[WORK INSTRUCTIONS]
Give the data again, word for word.

[DATA]
%%
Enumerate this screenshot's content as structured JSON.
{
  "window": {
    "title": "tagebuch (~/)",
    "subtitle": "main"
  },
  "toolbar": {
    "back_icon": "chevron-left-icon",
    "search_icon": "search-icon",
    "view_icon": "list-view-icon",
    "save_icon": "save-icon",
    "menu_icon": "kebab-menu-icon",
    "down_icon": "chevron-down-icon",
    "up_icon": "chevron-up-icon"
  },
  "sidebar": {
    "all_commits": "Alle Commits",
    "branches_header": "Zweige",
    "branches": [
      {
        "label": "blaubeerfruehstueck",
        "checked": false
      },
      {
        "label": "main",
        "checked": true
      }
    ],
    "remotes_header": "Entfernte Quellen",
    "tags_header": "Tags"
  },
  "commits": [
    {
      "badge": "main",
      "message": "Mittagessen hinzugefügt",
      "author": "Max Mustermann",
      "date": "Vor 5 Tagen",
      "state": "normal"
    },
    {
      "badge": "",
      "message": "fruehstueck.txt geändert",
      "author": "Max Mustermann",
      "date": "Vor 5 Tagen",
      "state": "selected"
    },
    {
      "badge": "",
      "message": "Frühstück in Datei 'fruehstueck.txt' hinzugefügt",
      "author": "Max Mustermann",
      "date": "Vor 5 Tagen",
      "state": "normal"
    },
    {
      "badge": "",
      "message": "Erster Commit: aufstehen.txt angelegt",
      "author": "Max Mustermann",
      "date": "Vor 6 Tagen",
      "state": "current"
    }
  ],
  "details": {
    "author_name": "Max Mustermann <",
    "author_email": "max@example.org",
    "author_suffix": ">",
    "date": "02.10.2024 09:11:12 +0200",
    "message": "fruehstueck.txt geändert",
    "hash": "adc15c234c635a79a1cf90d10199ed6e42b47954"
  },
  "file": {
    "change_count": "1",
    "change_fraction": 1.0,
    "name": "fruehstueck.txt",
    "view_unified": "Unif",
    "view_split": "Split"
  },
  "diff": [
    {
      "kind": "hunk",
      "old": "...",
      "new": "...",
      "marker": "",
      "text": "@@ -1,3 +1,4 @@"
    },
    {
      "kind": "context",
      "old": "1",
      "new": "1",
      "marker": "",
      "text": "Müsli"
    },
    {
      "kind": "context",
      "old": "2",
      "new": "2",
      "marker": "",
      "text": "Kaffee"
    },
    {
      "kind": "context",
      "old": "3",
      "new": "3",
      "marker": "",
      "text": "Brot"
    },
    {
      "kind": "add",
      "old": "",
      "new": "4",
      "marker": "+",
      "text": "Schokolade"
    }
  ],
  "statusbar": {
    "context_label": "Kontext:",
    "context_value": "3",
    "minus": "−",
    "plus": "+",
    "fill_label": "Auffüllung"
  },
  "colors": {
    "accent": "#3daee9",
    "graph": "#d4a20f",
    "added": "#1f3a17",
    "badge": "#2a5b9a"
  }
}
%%
[SOLUTION TO THIS TASK]
Enumerate this screenshot's content as structured JSON.
{
  "window": {
    "title": "tagebuch (~/)",
    "subtitle": "main"
  },
  "toolbar": {
    "back_icon": "chevron-left-icon",
    "search_icon": "search-icon",
    "view_icon": "list-view-icon",
    "save_icon": "save-icon",
    "menu_icon": "kebab-menu-icon",
    "down_icon": "chevron-down-icon",
    "up_icon": "chevron-up-icon"
  },
  "sidebar": {
    "all_commits": "Alle Commits",
    "branches_header": "Zweige",
    "branches": [
      {
        "label": "blaubeerfruehstueck",
        "checked": false
      },
      {
        "label": "main",
        "checked": true
      }
    ],
    "remotes_header": "Entfernte Quellen",
    "tags_header": "Tags"
  },
  "commits": [
    {
      "badge": "main",
      "message": "Mittagessen hinzugefügt",
      "author": "Max Mustermann",
      "date": "Vor 5 Tagen",
      "state": "normal"
    },
    {
      "badge": "",
      "message": "fruehstueck.txt geändert",
      "author": "Max Mustermann",
      "date": "Vor 5 Tagen",
      "state": "selected"
    },
    {
      "badge": "",
      "message": "Frühstück in Datei 'fruehstueck.txt' hinzugefügt",
      "author": "Max Mustermann",
      "date": "Vor 5 Tagen",
      "state": "normal"
    },
    {
      "badge": "",
      "message": "Erster Commit: aufstehen.txt angelegt",
      "author": "Max Mustermann",
      "date": "Vor 6 Tagen",
      "state": "current"
    }
  ],
  "details": {
    "author_name": "Max Mustermann <",
    "author_email": "max@example.org",
    "author_suffix": ">",
    "date": "02.10.2024 09:11:12 +0200",
    "message": "fruehstueck.txt geändert",
    "hash": "adc15c234c635a79a1cf90d10199ed6e42b47954"
  },
  "file": {
    "change_count": "1",
    "change_fraction": 1.0,
    "name": "fruehstueck.txt",
    "view_unified": "Unif",
    "view_split": "Split"
  },
  "diff": [
    {
      "kind": "hunk",
      "old": "...",
      "new": "...",
      "marker": "",
      "text": "@@ -1,3 +1,4 @@"
    },
    {
      "kind": "context",
      "old": "1",
      "new": "1",
      "marker": "",
      "text": "Müsli"
    },
    {
      "kind": "context",
      "old": "2",
      "new": "2",
      "marker": "",
      "text": "Kaffee"
    },
    {
      "kind": "context",
      "old": "3",
      "new": "3",
      "marker": "",
      "text": "Brot"
    },
    {
      "kind": "add",
      "old": "",
      "new": "4",
      "marker": "+",
      "text": "Schokolade"
    }
  ],
  "statusbar": {
    "context_label": "Kontext:",
    "context_value": "3",
    "minus": "−",
    "plus": "+",
    "fill_label": "Auffüllung"
  },
  "colors": {
    "accent": "#3daee9",
    "graph": "#d4a20f",
    "added": "#1f3a17",
    "badge": "#2a5b9a"
  }
}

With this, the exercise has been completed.